** Task material follows **
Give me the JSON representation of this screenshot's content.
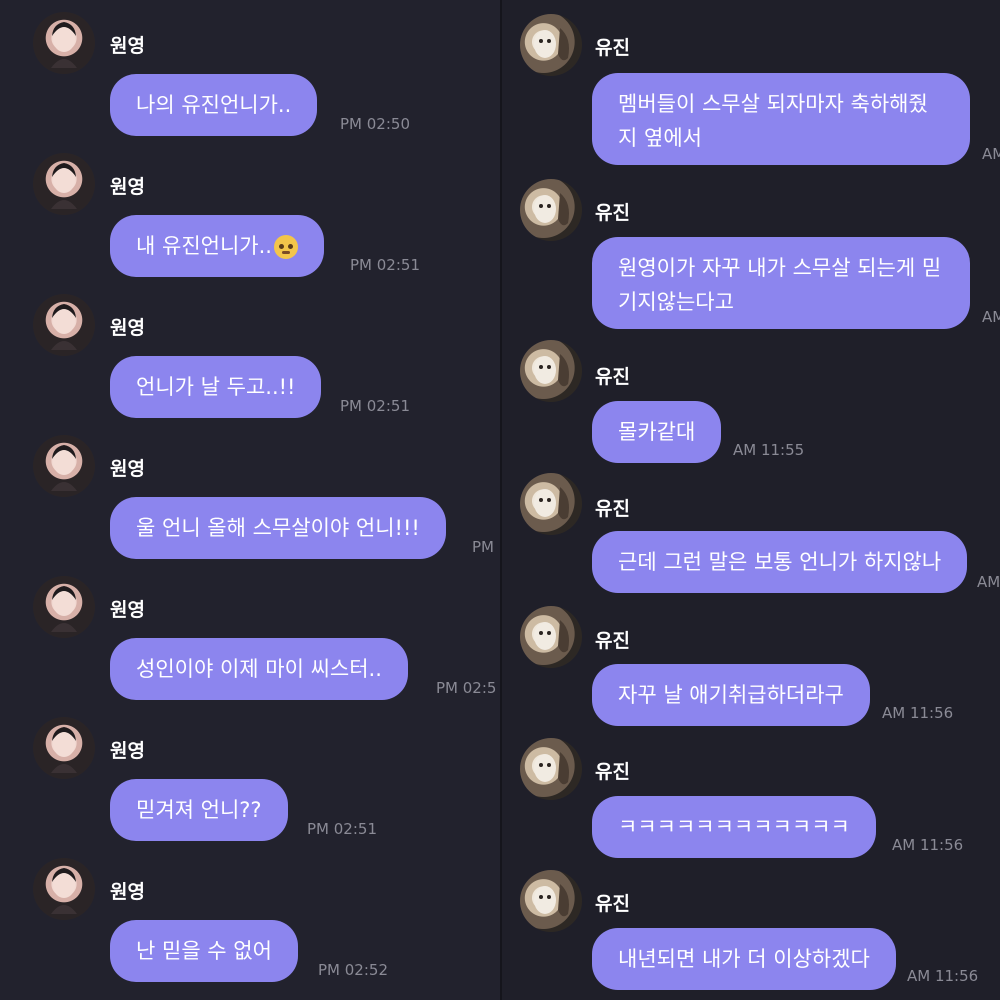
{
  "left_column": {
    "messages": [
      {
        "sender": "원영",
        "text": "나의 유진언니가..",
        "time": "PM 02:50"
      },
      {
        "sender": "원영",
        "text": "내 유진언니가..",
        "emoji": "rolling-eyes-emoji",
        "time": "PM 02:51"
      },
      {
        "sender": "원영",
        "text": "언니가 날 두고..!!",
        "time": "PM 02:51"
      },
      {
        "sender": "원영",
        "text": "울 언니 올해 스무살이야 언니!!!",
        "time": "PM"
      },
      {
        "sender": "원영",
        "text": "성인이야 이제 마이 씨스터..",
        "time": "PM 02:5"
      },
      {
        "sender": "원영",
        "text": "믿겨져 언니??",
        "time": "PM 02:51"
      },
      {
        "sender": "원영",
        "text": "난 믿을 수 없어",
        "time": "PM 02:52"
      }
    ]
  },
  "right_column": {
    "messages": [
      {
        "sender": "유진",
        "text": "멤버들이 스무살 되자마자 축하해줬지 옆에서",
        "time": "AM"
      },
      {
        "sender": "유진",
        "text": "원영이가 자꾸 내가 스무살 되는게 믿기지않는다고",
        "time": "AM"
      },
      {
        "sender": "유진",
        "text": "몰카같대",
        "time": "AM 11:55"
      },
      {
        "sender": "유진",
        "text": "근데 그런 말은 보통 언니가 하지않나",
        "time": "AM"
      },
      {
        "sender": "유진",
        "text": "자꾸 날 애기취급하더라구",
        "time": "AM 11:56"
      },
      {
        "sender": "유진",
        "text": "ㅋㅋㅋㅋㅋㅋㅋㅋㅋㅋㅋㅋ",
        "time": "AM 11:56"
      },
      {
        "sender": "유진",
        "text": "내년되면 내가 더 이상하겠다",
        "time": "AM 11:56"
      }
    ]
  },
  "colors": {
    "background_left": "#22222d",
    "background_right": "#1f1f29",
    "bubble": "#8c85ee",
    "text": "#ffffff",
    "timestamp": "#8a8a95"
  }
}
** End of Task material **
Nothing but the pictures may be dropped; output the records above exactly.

Give me the JSON representation of this screenshot's content.
{
  "left_column": {
    "messages": [
      {
        "sender": "원영",
        "text": "나의 유진언니가..",
        "time": "PM 02:50"
      },
      {
        "sender": "원영",
        "text": "내 유진언니가..",
        "emoji": "rolling-eyes-emoji",
        "time": "PM 02:51"
      },
      {
        "sender": "원영",
        "text": "언니가 날 두고..!!",
        "time": "PM 02:51"
      },
      {
        "sender": "원영",
        "text": "울 언니 올해 스무살이야 언니!!!",
        "time": "PM"
      },
      {
        "sender": "원영",
        "text": "성인이야 이제 마이 씨스터..",
        "time": "PM 02:5"
      },
      {
        "sender": "원영",
        "text": "믿겨져 언니??",
        "time": "PM 02:51"
      },
      {
        "sender": "원영",
        "text": "난 믿을 수 없어",
        "time": "PM 02:52"
      }
    ]
  },
  "right_column": {
    "messages": [
      {
        "sender": "유진",
        "text": "멤버들이 스무살 되자마자 축하해줬지 옆에서",
        "time": "AM"
      },
      {
        "sender": "유진",
        "text": "원영이가 자꾸 내가 스무살 되는게 믿기지않는다고",
        "time": "AM"
      },
      {
        "sender": "유진",
        "text": "몰카같대",
        "time": "AM 11:55"
      },
      {
        "sender": "유진",
        "text": "근데 그런 말은 보통 언니가 하지않나",
        "time": "AM"
      },
      {
        "sender": "유진",
        "text": "자꾸 날 애기취급하더라구",
        "time": "AM 11:56"
      },
      {
        "sender": "유진",
        "text": "ㅋㅋㅋㅋㅋㅋㅋㅋㅋㅋㅋㅋ",
        "time": "AM 11:56"
      },
      {
        "sender": "유진",
        "text": "내년되면 내가 더 이상하겠다",
        "time": "AM 11:56"
      }
    ]
  },
  "colors": {
    "background_left": "#22222d",
    "background_right": "#1f1f29",
    "bubble": "#8c85ee",
    "text": "#ffffff",
    "timestamp": "#8a8a95"
  }
}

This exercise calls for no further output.